So, first thing is first: Enjoy yourself.
Have some enthusiasm when you let your partner take on your tail-end. It'll also help you loosen up down there if you're relaxed and turned-on.
“No one knows a liar better than your asshole,” she says.
As far as positions go, take charge:
“Back on up onto your partner versus having your partner go in you. The person being penetrated should be in control, that way if something hurts, they can stop instead of having to ask for someone to stop.”
3. What's the best position for an anal orgasm?
For this query, Andelloux drops an unlikely gem: "All orgasms involve the ass."
But not unlike with vaginal coitus, some posterior recreation doesn't ensure "The Big O."
"Since bodies are vastly different, I encourage people to play naked Twister," she suggests. "Pay attention to what feels good instead of what the newest sex position is."
4. What type of lube is best, and is there such a thing as too much?
Never rush to shake your rump against your partner's boner without lube.
Andelloux suggests you come equipped with silicone-based lube for a gentler experience during your self-serving rectal exam:
"Silicone lubricants have not been found to damage the cells and do not increase the chances of transmission of STI’s, so they are slightly safer than most water-based lubricants."
While lube is a must, make sure you don't OD, or you'll run the risk of the latex slipping off.
"For anal play, start with 4-6 drops on the object going in the butt and 4-6 drops on the anus," she advises. "If things feel dry, then slowly add more. Don’t dump half the bottle on the butt right away."
Quick cheat sheet: Silicone-based lube first, water-based second and spit third. If you still feel dry down there, don’t do it, or you'll have a sad a-hole.
5. How messy does anal sex actually get?
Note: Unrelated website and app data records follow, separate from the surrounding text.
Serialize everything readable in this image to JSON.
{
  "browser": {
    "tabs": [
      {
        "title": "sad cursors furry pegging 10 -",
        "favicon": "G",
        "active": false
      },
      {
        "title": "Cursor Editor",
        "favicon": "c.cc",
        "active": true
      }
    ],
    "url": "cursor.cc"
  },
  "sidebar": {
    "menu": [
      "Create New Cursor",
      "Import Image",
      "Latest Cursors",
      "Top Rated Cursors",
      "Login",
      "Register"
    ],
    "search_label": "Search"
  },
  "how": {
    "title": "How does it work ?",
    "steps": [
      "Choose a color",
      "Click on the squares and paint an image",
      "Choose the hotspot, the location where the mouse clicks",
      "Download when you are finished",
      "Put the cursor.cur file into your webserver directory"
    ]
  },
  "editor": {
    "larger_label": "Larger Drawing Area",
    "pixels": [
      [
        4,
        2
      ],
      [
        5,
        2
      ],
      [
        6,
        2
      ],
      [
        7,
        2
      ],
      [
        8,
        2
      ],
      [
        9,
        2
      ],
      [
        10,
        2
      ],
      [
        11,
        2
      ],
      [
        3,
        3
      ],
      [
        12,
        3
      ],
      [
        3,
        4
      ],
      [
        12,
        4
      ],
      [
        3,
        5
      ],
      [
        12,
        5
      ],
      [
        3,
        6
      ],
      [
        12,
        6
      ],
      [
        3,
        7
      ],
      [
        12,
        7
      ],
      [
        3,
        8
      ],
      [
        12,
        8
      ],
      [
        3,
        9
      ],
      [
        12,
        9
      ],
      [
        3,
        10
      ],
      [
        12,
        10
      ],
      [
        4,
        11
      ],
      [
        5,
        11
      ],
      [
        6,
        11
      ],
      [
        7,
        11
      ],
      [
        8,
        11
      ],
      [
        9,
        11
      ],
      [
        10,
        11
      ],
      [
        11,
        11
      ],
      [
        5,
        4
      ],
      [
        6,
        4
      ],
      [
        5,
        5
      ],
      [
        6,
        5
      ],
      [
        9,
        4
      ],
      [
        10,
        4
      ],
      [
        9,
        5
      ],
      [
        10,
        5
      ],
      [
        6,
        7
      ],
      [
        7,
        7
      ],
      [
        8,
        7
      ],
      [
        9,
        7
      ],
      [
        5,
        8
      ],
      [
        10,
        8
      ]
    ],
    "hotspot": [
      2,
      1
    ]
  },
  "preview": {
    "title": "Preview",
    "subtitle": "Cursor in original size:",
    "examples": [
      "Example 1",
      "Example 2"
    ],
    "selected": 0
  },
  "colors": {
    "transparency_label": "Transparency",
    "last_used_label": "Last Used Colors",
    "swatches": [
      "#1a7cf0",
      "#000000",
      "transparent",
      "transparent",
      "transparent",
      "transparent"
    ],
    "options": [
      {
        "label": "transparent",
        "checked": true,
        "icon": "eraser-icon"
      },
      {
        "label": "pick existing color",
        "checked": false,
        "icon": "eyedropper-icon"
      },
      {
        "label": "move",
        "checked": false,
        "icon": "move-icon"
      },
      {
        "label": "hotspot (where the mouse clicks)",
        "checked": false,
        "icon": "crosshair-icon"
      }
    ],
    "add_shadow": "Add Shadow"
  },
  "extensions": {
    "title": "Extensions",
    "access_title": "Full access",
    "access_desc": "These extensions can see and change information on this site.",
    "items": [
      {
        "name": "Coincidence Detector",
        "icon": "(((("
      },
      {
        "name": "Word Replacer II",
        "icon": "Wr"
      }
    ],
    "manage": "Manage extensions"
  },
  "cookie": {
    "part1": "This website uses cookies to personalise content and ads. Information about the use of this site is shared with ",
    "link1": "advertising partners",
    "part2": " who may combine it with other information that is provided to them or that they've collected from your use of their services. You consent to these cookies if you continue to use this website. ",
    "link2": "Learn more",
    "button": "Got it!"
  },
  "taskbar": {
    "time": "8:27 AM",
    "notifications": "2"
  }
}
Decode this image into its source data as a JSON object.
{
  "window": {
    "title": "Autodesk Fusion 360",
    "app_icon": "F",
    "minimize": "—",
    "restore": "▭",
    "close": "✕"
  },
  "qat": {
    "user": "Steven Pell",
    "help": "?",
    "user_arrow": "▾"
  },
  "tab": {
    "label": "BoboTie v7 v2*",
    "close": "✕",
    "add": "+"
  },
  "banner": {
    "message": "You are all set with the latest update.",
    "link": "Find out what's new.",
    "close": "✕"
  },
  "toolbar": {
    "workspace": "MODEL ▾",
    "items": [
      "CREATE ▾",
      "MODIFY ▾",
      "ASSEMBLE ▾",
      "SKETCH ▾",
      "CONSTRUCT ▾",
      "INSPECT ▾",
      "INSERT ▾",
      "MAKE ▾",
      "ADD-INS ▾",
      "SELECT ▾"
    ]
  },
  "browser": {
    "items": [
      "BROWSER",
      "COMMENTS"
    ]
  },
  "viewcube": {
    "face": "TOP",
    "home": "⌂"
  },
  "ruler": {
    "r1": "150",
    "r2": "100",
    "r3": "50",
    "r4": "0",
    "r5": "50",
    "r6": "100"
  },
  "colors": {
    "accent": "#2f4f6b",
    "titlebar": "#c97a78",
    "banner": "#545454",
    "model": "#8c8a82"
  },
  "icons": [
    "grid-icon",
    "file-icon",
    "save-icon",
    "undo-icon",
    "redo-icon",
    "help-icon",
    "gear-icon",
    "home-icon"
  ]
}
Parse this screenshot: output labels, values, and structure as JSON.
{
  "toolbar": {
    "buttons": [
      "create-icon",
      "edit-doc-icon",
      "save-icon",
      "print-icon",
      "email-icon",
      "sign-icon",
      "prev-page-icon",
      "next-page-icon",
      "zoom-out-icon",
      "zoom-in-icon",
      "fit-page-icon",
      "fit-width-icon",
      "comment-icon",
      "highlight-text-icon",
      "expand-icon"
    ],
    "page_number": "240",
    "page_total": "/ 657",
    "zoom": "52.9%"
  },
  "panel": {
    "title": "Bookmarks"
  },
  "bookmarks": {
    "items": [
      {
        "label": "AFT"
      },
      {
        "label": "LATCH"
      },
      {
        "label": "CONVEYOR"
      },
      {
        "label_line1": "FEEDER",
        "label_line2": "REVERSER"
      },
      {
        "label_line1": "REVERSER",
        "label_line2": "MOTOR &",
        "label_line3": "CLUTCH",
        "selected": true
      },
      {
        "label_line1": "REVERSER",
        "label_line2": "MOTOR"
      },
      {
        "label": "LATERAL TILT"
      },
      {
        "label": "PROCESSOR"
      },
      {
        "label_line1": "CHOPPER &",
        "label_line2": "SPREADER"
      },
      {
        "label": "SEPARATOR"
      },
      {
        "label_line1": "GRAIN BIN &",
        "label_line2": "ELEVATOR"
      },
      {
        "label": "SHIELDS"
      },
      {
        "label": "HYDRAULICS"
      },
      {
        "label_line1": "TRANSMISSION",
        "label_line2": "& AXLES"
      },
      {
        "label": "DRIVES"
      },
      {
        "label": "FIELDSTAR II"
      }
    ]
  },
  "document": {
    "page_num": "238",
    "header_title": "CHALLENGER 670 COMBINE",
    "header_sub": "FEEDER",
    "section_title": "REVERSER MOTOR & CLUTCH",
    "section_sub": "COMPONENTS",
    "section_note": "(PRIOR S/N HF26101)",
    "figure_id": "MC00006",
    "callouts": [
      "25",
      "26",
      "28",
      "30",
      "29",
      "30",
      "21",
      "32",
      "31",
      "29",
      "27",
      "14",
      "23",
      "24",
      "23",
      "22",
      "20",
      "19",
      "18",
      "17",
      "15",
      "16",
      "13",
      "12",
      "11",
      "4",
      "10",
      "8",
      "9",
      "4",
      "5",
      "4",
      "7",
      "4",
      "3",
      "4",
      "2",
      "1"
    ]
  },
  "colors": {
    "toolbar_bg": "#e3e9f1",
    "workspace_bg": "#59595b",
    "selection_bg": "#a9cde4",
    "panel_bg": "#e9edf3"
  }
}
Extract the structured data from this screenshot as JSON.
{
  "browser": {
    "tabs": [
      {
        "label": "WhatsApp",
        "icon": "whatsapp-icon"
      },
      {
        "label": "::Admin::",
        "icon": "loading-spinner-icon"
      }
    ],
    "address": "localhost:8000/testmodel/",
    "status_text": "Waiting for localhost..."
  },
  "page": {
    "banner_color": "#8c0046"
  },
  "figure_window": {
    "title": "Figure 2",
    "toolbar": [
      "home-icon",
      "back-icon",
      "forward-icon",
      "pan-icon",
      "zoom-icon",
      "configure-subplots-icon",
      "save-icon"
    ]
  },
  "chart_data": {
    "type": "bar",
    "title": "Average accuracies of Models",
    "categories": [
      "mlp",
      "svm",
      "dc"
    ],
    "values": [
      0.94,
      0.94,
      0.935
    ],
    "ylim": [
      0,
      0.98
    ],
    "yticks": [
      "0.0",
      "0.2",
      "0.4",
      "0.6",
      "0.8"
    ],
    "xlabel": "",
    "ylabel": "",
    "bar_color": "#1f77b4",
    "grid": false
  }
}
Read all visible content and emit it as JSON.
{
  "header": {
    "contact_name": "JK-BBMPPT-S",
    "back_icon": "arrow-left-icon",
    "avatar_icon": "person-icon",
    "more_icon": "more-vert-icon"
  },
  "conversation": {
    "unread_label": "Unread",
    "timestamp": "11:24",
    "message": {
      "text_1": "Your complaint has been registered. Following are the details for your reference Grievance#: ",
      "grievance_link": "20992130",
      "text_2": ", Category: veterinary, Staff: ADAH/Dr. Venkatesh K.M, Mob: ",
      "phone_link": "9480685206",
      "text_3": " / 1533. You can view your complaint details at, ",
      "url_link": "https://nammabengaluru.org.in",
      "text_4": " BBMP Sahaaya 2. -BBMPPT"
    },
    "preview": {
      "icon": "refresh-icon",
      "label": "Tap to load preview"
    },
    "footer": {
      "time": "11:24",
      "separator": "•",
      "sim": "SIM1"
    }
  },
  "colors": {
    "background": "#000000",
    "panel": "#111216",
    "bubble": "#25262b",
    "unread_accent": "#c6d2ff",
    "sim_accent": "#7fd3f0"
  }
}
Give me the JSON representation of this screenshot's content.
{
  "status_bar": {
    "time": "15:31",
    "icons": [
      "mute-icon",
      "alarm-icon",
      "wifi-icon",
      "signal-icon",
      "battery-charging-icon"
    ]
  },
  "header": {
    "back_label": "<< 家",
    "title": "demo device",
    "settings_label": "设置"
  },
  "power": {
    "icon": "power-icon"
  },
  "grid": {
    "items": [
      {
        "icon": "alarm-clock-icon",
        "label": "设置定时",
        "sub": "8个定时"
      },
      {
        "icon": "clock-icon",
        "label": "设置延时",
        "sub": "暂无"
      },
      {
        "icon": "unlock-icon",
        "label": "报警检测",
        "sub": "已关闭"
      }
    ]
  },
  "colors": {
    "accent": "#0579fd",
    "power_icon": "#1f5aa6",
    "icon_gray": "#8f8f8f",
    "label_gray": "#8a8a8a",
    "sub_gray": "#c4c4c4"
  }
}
Sadly, Andelloux feels there's no way around it:
"Expecting to have anal without coming in contact with feces is like expecting to have vaginal sex without coming in contact with vaginal lubrication. The good news is that there is a difference between coming in contact with feces and shitting everywhere."
If you're a neat-freak, take a shower beforehand and get a nice butthole floss in there.
6. Seriously, what objects should be strictly off limits during anal play? Do you need to wear condoms?
While it's probably fun as crap to stick toys in your bunghole for pleasure, bad anal choices can result in emergency rooms visits.
Therefore, don't shove random things in your hindparts without caution or without a flared base.
"Each person has to calculate their own level of how much risk they want to engage in,"Andelloux tells us."I recommend not trying to determine this when you're naked and frolicking because no one wants to think of intense things like that during sexy times."
Seriously, assess the risks before playing bump and grind from behind.
As far as condoms go, they protect against infections of all kinds, including ones that are STI related and ones that could be harboring in your toys if the material is not sterile.
"You can engage in anal play without condoms, but it does involve more risk taking," advises Andelloux.
7. Bottom line: Is anal sex even a good thing?
Let your personal morals be the judge of how far you let your cheeks go.
But anatomically, Andelloux there's no holes barred, as long as we respect it and play nicely.
In the past, we've been taught to put reasonably sized things in our mouth, eat slowly, drink water and breathe. The same are applied to anal play.
"If you just shove something in your mouth," Andelloux says. "You might throw up or choke, right?"